on Feb. 17, 2013 :
Located in what is now northern Italy, Padania is a futuristic state not unlike East Berlin before the collapse of the Berlin Wall.
Hardened by the sexual abuse of a priest when she was young, Daria Rigeletti is comfortable in her role as an assassin. Killing means nothing to her, but nevertheless, she finds it more satisfying to help desperate people get across the electrified wall to the safety of Italy. The people she has helped form a resistance movement look to her to lead them in their fight to free Padania from the grip of the rebel government.
Lovers of speculative fiction will appreciate the fast moving plot, and will be intrigued by Daria's psychological dilemma.

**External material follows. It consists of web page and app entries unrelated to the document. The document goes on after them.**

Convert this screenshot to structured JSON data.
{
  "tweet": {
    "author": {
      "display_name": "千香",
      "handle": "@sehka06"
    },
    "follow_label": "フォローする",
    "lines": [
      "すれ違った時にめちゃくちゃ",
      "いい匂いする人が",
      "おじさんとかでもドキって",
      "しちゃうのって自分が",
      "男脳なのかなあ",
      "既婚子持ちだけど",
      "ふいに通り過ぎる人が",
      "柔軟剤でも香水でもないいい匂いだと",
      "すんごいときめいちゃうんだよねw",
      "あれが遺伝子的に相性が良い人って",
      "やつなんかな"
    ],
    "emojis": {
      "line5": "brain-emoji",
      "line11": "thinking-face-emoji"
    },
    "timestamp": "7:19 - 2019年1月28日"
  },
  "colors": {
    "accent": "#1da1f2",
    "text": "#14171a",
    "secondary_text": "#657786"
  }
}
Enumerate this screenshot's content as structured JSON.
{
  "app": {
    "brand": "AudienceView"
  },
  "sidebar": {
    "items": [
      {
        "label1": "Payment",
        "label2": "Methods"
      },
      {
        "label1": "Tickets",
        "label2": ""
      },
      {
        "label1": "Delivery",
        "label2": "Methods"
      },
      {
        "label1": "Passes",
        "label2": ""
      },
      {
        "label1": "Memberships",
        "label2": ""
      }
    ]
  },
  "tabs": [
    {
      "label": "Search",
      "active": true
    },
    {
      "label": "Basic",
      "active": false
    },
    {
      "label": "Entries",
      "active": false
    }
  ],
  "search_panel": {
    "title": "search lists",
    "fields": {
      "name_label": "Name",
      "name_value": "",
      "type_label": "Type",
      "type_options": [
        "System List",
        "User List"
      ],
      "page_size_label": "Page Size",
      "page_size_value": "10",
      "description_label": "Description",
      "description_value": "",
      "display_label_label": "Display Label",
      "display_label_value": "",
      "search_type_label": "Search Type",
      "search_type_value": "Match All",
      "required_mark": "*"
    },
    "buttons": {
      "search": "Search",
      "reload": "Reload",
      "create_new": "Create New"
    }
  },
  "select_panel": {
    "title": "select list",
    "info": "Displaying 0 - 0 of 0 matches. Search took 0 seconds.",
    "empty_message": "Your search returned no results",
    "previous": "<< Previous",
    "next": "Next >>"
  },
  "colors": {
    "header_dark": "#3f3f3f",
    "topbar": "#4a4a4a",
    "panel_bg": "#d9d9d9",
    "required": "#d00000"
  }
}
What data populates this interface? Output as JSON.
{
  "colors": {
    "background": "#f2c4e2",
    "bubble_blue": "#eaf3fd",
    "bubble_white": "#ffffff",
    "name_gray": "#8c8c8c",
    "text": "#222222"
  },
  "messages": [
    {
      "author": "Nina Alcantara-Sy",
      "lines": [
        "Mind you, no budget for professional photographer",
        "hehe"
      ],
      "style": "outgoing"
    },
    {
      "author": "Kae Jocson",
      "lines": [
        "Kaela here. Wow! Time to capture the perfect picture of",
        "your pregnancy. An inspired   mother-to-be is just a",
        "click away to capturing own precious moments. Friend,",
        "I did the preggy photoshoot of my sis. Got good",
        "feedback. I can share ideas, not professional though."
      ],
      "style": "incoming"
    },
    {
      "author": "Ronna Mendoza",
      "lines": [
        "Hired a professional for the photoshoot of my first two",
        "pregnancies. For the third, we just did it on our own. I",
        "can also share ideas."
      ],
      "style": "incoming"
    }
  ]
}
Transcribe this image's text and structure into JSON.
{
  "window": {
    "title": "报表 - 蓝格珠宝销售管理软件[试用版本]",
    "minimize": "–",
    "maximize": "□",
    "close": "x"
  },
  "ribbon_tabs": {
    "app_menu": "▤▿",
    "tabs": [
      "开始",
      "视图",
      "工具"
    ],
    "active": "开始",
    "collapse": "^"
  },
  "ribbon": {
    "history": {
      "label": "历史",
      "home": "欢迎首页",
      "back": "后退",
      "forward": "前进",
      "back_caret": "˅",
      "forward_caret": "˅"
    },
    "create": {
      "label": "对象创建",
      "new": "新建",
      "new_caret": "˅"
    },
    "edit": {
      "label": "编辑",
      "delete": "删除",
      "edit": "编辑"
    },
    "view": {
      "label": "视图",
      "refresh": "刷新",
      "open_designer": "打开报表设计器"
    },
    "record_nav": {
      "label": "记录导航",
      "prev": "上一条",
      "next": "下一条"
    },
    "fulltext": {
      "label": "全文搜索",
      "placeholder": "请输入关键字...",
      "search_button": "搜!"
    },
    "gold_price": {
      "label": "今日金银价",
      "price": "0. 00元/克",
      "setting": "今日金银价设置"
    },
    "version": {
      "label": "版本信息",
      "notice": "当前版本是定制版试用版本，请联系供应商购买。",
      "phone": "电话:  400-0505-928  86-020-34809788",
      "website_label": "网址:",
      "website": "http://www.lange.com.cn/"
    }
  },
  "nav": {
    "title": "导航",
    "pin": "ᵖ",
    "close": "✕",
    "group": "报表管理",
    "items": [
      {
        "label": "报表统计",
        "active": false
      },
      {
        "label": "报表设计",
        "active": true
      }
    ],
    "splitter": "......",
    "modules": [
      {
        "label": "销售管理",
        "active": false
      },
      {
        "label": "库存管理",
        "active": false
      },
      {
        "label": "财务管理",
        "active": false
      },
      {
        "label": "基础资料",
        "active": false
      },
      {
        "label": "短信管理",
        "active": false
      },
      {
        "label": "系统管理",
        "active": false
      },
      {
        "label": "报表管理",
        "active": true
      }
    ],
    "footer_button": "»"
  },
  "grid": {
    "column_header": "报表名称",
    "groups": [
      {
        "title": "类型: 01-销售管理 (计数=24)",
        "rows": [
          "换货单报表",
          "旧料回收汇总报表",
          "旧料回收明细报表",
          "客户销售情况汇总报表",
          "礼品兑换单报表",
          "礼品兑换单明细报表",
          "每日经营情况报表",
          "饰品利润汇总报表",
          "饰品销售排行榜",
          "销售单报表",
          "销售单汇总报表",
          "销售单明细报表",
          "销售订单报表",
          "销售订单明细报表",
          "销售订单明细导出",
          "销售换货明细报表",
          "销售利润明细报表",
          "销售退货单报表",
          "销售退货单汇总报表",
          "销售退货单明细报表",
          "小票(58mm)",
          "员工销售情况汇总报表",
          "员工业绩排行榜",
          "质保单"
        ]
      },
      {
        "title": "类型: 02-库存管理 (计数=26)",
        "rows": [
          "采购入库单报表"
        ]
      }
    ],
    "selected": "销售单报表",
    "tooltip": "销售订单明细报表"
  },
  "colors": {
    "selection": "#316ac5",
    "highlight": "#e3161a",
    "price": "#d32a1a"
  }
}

I look forward to more of Daria's adventures.
(reviewed 21 days after purchase)
on Nov. 25, 2012 :
I have to say that the main character in Goodbye, Padania, Daria Rigoletti, is an engaging character. I don't think she means to be – she just carries on quietly and anonymously with killing people, but we naturally want to know how a woman came to fill such a role, and we are drawn to her when human feeling starts to fill her empty heart and she tries to find something less ruthless to do to make a living. As the quality of mercy flows back into her, we can feel empathy for her, and sympathy with her attempts to stop trading in violence in a world in which it is a major currency.
The world in question is a hypothetical future independent state called Padania, in present-day north Italy. Upon independence, it seems to have engaged in an orgy of racist violence, which has made it a pariah state. Without immigrant labour, the economy has collapsed, and the regime has become more and more totalitarian, with a militia of murderous thugs, an electrified wall to keep people in, and a forced diet of TV soaps and beauty contests to keep them sedated, until an old spirit of resistance re-awakens.
I have a feeling that the author is more interested in the political story than the personal one, but it is the evolving personality of Daria that fascinated me.
Defects are that is a bit disjointed, and that the minor characters are not developed. Perhaps the author will return to Padania and do just that. I think he has found a rich vein to mine here.
(reviewed the day of purchase)